====== Input for this task ======
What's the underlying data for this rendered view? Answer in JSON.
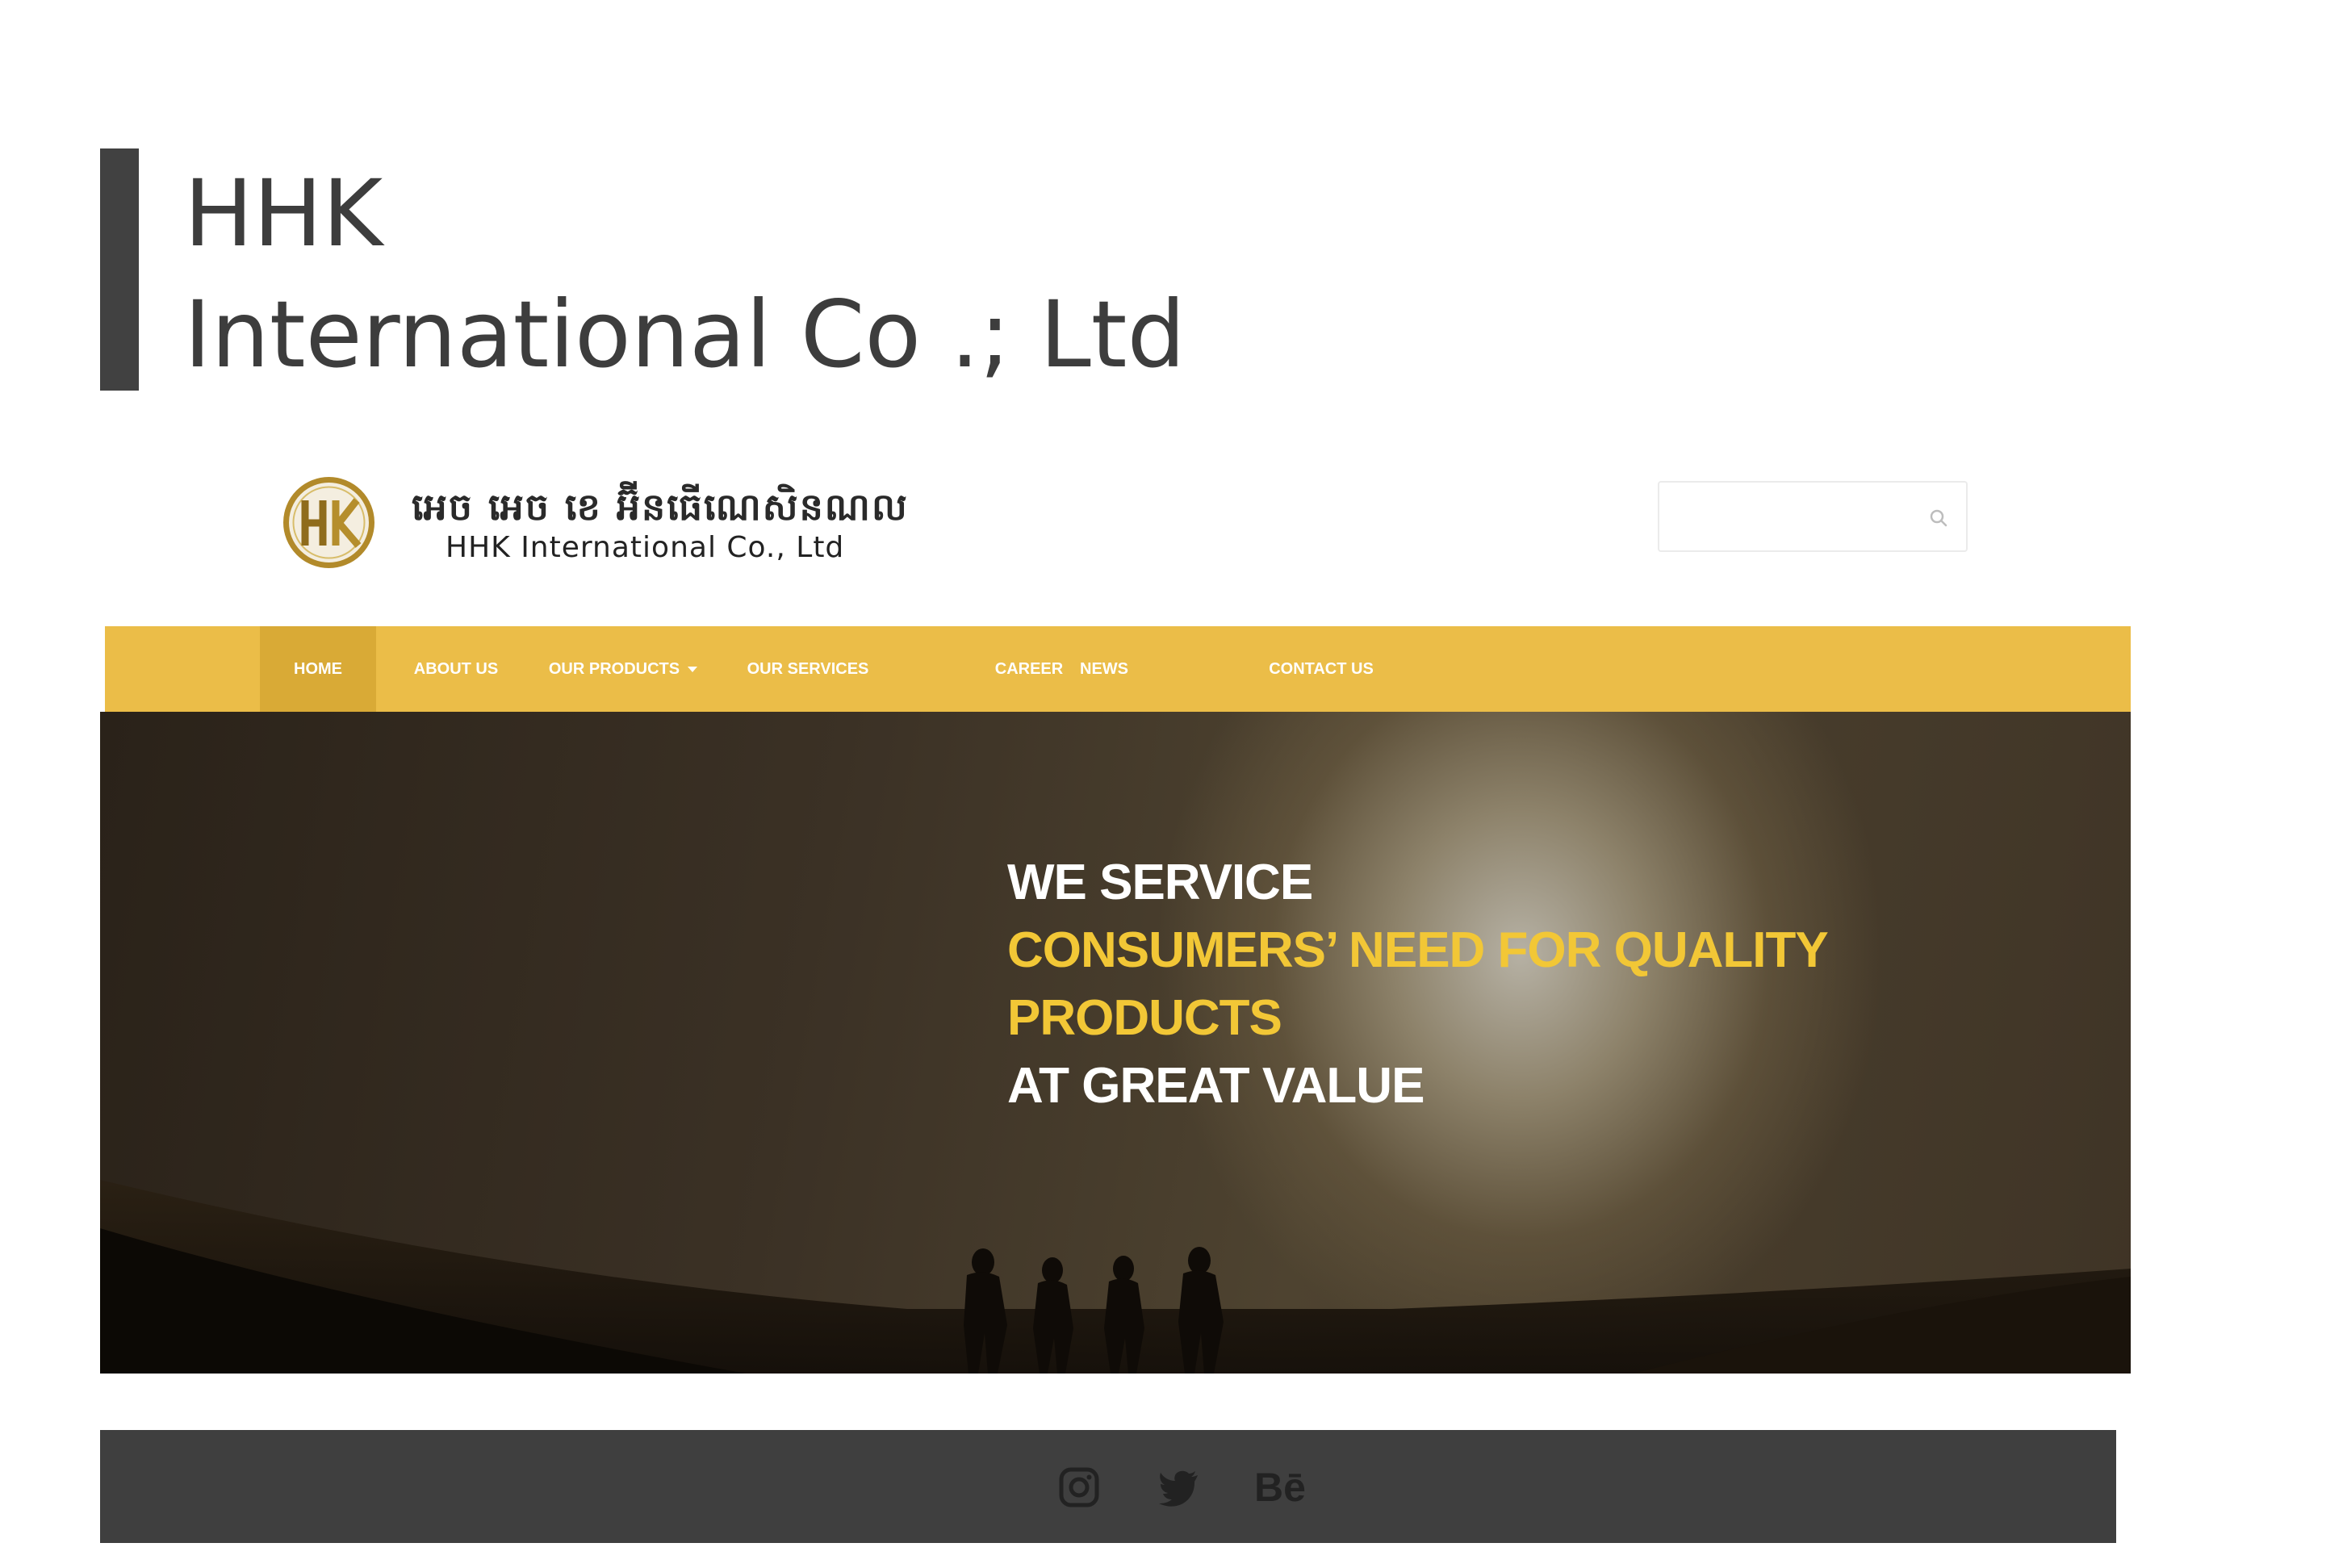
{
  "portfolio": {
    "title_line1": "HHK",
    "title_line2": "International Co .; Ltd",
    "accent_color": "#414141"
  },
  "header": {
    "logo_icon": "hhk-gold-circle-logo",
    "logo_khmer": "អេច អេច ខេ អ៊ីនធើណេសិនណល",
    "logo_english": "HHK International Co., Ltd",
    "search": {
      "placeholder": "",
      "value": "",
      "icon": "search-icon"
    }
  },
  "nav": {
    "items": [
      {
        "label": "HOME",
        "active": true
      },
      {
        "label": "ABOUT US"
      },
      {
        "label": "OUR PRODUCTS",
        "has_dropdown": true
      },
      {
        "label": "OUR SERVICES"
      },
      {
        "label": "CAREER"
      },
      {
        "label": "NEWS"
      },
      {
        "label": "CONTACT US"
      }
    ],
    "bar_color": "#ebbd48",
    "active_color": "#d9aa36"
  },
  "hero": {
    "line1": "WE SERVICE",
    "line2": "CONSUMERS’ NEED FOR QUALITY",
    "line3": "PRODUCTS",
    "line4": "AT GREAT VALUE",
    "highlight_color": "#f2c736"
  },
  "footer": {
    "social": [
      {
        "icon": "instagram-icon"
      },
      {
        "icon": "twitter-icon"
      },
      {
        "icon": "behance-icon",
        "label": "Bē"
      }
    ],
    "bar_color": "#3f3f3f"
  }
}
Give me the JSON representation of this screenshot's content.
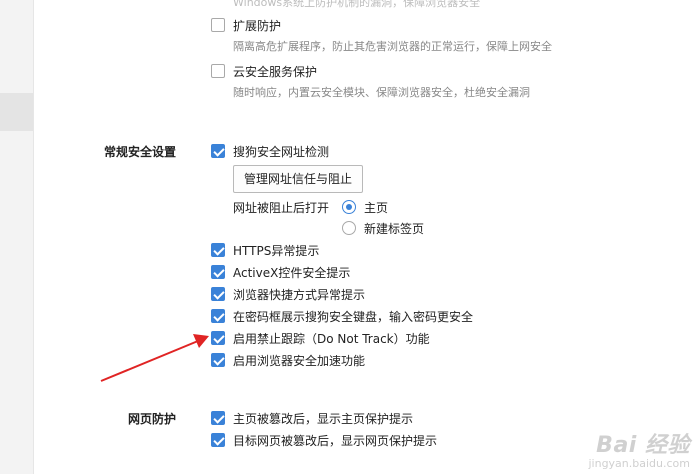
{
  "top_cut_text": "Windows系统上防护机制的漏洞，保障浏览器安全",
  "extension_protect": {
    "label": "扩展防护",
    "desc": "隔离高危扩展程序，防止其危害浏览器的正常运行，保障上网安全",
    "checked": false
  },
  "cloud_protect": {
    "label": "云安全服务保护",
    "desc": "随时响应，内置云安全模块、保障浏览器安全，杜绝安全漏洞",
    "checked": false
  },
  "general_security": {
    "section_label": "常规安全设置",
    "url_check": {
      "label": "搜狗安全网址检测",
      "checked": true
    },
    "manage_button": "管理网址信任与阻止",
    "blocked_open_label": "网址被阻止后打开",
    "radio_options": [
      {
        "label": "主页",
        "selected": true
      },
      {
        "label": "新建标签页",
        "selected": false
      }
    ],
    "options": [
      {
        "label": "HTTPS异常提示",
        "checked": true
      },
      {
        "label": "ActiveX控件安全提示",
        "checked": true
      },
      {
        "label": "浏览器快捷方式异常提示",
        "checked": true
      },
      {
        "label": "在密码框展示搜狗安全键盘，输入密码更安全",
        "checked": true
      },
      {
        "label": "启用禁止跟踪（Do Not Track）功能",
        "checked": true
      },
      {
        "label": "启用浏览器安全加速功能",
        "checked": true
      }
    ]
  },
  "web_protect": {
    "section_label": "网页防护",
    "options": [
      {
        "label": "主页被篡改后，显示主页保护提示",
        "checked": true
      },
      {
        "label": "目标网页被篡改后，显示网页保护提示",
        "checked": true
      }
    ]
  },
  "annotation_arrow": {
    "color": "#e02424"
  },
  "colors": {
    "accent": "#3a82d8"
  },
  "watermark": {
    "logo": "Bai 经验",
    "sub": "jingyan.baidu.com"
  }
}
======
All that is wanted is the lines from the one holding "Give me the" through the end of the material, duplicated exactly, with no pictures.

Give me the JSON representation of this screenshot's content.
{
  "top_cut_text": "Windows系统上防护机制的漏洞，保障浏览器安全",
  "extension_protect": {
    "label": "扩展防护",
    "desc": "隔离高危扩展程序，防止其危害浏览器的正常运行，保障上网安全",
    "checked": false
  },
  "cloud_protect": {
    "label": "云安全服务保护",
    "desc": "随时响应，内置云安全模块、保障浏览器安全，杜绝安全漏洞",
    "checked": false
  },
  "general_security": {
    "section_label": "常规安全设置",
    "url_check": {
      "label": "搜狗安全网址检测",
      "checked": true
    },
    "manage_button": "管理网址信任与阻止",
    "blocked_open_label": "网址被阻止后打开",
    "radio_options": [
      {
        "label": "主页",
        "selected": true
      },
      {
        "label": "新建标签页",
        "selected": false
      }
    ],
    "options": [
      {
        "label": "HTTPS异常提示",
        "checked": true
      },
      {
        "label": "ActiveX控件安全提示",
        "checked": true
      },
      {
        "label": "浏览器快捷方式异常提示",
        "checked": true
      },
      {
        "label": "在密码框展示搜狗安全键盘，输入密码更安全",
        "checked": true
      },
      {
        "label": "启用禁止跟踪（Do Not Track）功能",
        "checked": true
      },
      {
        "label": "启用浏览器安全加速功能",
        "checked": true
      }
    ]
  },
  "web_protect": {
    "section_label": "网页防护",
    "options": [
      {
        "label": "主页被篡改后，显示主页保护提示",
        "checked": true
      },
      {
        "label": "目标网页被篡改后，显示网页保护提示",
        "checked": true
      }
    ]
  },
  "annotation_arrow": {
    "color": "#e02424"
  },
  "colors": {
    "accent": "#3a82d8"
  },
  "watermark": {
    "logo": "Bai 经验",
    "sub": "jingyan.baidu.com"
  }
}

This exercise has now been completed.